However, an eruption is not imminent and would not take place for about a thousand years, according to experts from the National Institute of Geophysics and Vulcanology and La Sapienza University, the Telegraph reports.
The research, published on Geographical Research Letters, reconstructed the geological history of 600,000 years of the Alban Hills as they examined the 'cyclicality' of eruptions.
It comes as Rome continues to assess damage from one of the fiercest earthquakes in decades over the weekend.
The quake hit some 105 miles from the Italian capital in Norcia, in the country's Umbria region, early on Sunday morning - just two months another earthquake killed 300 people in the same region.
The earthquake was so powerful it is understood to have added fresh cracks to world famous landmarks in Rome, including the Colosseum.
An official involved in the Colosseum's upkeep said Sunday's tremor had put extra strain on the 2,000-year-old arena.
Francesco Prosperetti said an inspection was taking place to assess damage, but added: 'With the earthquake, the cracks are increasing.'
It has also been revealed that the fourth century church in Rome also known as 'St Paul's Outside the Walls,' has cracks in its wall and cornices fell off the building during the quake.

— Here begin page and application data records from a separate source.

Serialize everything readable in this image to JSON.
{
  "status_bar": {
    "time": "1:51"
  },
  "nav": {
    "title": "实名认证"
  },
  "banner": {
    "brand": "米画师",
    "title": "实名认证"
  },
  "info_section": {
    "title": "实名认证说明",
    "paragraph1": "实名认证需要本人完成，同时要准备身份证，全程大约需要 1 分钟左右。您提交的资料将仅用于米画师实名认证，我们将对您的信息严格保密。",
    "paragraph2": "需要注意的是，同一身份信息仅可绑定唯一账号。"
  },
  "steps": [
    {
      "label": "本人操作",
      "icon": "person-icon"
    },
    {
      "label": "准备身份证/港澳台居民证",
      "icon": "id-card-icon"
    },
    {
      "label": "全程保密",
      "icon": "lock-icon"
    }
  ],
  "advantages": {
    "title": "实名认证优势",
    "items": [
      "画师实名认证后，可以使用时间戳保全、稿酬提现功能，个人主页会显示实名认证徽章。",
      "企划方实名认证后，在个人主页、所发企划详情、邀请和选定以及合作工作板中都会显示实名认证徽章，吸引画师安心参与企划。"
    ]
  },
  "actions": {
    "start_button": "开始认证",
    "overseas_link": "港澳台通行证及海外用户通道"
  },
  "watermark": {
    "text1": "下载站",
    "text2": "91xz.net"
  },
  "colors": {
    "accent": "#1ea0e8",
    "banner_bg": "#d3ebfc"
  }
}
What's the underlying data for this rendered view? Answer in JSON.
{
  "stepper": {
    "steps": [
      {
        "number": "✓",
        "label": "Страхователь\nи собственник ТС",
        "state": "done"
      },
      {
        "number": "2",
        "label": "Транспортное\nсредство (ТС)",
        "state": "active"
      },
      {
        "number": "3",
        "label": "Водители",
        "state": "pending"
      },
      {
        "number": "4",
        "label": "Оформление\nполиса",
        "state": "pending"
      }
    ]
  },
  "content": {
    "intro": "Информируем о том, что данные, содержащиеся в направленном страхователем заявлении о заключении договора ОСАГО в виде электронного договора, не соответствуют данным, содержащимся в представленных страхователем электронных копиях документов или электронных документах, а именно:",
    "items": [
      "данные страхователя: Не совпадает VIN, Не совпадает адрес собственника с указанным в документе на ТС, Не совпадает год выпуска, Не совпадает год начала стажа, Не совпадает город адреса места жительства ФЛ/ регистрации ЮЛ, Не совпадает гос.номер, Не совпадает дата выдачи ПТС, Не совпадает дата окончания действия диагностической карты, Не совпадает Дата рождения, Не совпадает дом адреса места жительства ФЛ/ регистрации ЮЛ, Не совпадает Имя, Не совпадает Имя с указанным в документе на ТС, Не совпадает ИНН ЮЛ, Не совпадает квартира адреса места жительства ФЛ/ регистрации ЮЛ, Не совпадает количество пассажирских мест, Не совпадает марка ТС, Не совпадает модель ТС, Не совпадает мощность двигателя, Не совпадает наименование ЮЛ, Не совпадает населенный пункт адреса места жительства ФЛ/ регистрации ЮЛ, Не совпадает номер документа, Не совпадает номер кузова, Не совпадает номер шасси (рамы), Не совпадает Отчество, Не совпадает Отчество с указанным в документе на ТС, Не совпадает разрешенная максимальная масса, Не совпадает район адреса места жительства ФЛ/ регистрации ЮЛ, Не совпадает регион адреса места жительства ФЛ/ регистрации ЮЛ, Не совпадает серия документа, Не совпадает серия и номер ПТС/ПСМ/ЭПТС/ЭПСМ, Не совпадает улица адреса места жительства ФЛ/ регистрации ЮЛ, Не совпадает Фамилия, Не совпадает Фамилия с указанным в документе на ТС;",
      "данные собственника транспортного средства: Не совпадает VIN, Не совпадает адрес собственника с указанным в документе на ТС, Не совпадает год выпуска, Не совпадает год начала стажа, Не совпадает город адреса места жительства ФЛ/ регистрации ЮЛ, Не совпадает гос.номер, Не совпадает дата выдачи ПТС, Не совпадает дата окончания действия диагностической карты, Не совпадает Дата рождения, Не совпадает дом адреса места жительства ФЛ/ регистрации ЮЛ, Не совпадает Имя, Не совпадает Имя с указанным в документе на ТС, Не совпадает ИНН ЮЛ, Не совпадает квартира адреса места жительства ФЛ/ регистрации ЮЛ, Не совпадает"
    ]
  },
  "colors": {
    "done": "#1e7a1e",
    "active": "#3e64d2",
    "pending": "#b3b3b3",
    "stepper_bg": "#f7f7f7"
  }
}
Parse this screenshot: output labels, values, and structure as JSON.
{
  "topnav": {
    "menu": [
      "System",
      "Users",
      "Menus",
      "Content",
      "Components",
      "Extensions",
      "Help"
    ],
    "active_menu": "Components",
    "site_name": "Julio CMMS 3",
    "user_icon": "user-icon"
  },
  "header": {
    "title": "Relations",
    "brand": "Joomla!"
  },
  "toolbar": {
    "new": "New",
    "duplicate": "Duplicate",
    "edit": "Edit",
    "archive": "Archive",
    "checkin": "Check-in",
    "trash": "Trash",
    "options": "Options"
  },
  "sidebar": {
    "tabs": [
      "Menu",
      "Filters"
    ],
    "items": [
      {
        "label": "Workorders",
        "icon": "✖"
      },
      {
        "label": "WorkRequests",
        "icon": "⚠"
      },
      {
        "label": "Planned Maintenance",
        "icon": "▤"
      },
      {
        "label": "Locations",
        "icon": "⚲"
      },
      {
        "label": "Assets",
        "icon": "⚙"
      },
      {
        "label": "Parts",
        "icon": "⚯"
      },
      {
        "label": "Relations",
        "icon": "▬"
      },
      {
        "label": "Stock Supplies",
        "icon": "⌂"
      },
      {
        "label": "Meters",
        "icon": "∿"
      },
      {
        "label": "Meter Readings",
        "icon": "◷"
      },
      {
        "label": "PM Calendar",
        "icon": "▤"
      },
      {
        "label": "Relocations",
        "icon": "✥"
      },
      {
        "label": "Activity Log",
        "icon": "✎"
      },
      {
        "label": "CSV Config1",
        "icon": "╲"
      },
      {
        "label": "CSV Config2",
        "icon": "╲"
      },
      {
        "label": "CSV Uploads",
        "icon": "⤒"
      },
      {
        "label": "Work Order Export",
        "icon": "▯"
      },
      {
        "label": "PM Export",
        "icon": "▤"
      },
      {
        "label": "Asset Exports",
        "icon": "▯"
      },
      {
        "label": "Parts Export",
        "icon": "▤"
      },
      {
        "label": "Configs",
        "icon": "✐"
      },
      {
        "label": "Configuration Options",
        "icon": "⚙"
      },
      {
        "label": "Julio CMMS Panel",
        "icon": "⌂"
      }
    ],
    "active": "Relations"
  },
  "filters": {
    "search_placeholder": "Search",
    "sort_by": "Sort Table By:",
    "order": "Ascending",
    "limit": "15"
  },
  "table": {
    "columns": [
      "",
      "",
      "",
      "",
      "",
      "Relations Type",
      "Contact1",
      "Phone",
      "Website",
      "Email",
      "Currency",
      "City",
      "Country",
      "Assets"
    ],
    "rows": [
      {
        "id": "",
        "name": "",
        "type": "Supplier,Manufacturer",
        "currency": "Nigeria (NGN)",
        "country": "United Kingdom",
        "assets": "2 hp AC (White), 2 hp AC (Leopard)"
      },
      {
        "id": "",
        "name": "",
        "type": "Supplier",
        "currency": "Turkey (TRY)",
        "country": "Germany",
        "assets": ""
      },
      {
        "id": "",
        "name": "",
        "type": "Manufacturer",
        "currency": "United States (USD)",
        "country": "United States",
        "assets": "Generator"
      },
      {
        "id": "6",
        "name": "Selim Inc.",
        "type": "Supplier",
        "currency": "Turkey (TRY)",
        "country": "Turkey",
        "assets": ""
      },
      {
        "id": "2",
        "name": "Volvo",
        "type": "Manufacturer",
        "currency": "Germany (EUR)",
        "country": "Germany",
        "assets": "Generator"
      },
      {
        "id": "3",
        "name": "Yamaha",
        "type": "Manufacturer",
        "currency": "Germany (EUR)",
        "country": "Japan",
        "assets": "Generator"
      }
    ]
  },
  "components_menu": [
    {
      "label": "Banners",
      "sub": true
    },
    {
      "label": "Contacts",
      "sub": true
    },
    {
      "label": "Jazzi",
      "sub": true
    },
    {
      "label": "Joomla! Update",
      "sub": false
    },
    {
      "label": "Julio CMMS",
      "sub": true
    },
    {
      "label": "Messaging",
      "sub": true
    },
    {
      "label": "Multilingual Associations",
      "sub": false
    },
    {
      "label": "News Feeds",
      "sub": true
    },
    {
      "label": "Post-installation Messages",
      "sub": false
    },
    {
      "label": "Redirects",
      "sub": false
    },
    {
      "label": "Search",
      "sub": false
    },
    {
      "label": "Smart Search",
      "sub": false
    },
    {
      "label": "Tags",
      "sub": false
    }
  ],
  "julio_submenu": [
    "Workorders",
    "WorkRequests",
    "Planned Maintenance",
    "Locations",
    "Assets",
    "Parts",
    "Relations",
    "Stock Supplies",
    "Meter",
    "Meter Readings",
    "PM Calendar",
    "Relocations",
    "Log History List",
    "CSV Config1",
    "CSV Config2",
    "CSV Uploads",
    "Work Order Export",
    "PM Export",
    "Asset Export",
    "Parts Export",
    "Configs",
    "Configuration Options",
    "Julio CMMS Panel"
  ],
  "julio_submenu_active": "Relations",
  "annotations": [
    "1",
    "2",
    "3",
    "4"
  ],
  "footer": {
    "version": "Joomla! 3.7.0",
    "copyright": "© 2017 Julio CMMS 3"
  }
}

A beam that supported a large candelabra has also become detached causing more damage.